For the 2020-21 academic year, the range of likely living costs for full-time study is between c. £1,135 and £1,650 for each month spent in Oxford. Full information, including a breakdown of likely living costs in Oxford for items such as food, accommodation and study costs, is available on our living costs page. When planning your finances for any future years of study in Oxford beyond 2020-21, you should allow for an estimated increase in living expenses of 3% each year.
The following colleges accept students on the DPhil in Particle Physics:
How to apply
You should contact the departmental representative at the details provided on this page with any queries rather than individual academics. It is not necessary to contact a prospective supervisor prior to applying.
The set of documents you should send with your application to this course comprises the following:
Your transcripts should give detailed information of the individual grades received in your university-level qualifications to date. You should only upload official documents issued by your institution and any transcript not in English should be accompanied by a certified translation.
More information about the transcript requirement is available in the Application Guide.
A CV/résumé is compulsory for all applications. Most applicants choose to submit a document of one to two pages highlighting their academic achievements, and research if you have undertaken any, and any relevant professional experience.
Up to one page
You do not need to provide a detailed research proposal; you should only give a brief indication of the area in which you wish to carry out research. This may be quite specific, but need not be if you have not yet decided on your preferred topic or area.
The proposal should be written in English and any bibliography should be included in the overall page count.
This will be assessed for:
- your reasons for applying
- the coherence of the proposal
- the originality of the project
- evidence of motivation for and understanding of the proposed area of study
- the ability to present a reasoned case in English
- the feasibility of successfully completing the project in the time available
- commitment to the subject, beyond the requirements of the degree course
- preliminary knowledge of research techniques
- capacity for sustained and intense work
- reasoning ability
- ability to absorb new ideas, often presented abstractly, at a rapid pace.
Your proposal should focus on your research rather than personal achievements, interests and aspirations.
References/letters of recommendation:
Three overall, generally academic
Whilst you must register three referees, the department may start the assessment of your application if two of the three references are submitted by the course deadline and your application is otherwise complete.

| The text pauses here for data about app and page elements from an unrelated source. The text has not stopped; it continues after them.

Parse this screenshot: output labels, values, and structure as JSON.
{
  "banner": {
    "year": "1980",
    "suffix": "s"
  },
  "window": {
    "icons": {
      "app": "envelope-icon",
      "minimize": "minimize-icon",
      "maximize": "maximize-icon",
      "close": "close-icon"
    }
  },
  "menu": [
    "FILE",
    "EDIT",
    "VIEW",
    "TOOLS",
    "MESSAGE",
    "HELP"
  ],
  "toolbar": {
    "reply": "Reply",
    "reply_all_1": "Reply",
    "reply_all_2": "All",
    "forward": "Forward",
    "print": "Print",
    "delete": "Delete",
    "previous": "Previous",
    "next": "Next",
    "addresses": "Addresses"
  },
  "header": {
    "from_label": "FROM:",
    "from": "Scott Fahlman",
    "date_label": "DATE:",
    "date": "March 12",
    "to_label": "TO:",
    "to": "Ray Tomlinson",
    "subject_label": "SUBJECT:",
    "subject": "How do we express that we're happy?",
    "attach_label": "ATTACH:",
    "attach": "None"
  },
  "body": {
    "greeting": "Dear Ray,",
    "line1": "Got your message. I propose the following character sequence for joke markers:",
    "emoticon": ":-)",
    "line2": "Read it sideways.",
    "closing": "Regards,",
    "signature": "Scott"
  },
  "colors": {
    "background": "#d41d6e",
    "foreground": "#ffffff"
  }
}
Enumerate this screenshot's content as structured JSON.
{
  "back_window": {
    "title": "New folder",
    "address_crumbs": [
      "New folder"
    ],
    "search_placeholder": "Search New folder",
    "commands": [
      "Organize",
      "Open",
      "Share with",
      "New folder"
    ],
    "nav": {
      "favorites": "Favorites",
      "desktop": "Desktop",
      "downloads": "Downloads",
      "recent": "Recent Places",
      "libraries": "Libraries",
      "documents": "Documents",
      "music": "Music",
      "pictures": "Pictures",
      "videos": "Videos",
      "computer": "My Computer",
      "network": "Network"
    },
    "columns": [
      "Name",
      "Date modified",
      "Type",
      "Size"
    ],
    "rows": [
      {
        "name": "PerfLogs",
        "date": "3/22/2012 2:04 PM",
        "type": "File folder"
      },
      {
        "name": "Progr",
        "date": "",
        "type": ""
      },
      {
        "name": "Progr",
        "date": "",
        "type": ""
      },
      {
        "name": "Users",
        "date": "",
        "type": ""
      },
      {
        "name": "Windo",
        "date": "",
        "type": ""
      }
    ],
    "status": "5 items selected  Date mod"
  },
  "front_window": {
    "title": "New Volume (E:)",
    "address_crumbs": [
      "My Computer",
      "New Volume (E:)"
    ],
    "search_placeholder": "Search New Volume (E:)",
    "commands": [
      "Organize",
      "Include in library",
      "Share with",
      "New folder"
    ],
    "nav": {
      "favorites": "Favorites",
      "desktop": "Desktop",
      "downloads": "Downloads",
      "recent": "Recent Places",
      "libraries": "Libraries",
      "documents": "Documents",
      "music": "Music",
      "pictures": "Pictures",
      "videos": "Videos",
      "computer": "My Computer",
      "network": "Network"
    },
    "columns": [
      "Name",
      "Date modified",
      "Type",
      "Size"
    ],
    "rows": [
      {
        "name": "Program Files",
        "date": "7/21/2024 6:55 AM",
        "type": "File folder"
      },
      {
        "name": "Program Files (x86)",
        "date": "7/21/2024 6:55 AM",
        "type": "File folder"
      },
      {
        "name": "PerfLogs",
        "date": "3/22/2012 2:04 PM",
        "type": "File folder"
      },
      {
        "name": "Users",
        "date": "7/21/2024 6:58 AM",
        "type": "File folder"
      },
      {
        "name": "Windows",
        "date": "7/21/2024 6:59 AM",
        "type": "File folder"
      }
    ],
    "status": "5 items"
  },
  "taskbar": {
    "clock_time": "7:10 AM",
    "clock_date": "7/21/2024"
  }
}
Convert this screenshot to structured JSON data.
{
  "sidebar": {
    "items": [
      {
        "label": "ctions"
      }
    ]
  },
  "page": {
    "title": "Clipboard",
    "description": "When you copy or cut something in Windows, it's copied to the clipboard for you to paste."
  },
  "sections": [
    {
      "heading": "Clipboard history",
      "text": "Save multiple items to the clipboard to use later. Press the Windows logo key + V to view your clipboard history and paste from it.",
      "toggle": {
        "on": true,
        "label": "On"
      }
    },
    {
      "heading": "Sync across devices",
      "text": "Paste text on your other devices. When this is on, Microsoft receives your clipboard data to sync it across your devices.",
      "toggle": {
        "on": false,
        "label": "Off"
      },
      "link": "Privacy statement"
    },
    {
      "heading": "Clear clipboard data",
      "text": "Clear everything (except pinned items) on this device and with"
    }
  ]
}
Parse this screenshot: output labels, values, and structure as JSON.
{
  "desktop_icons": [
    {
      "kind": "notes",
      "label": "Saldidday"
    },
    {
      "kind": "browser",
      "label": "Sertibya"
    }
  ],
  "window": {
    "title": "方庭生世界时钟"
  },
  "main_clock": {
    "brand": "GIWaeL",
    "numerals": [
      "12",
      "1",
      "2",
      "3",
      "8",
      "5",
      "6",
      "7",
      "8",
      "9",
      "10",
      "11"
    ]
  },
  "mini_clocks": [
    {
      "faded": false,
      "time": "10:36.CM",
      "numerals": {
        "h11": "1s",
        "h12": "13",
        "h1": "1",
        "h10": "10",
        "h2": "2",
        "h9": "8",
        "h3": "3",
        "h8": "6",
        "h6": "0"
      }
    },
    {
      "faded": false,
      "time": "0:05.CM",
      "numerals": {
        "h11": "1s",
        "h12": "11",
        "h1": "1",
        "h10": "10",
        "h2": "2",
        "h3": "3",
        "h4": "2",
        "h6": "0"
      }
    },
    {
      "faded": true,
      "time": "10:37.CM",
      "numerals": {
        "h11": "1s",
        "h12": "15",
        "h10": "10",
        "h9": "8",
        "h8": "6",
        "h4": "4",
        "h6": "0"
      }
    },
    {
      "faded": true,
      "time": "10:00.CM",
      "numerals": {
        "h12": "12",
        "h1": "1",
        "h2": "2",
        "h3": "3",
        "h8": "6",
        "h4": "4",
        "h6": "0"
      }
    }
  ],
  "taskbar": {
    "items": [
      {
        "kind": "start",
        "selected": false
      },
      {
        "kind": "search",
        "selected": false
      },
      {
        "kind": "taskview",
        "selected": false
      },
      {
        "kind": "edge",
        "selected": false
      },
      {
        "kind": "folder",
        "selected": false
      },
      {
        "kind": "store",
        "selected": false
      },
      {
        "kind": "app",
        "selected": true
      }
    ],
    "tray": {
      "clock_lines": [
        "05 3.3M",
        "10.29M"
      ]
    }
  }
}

Please note that you may still be required to ensure your third referee supplies a reference for consideration.
Three academic references are usually required. However, if you have been out of education and in employment for a few years, you may arrange one professional and two academic references.
Your references will support intellectual ability, academic achievement, motivation, and your ability to work in a group.
Applying to multiple Physics DPhil courses
If your application is related to more than one Physics DPhil course, there is no need to complete a separate application for each or pay more than one application fee. Please refer to the instructions for applying to related courses.
Start or continue an application
Step 1: Read our guide to getting started, which explains how to prepare for and start an application.
Step 2: Check that you meet the Entry requirements and read the How to apply information on this page.
Step 3: Check the deadlines on this page and plan your time to submit your application well in advance.
Step 4: Our Application Guide will help you complete the form. It contains links to FAQs and further help.
Step 5: Submit your application as soon as possible (you can read more information about our deadlines).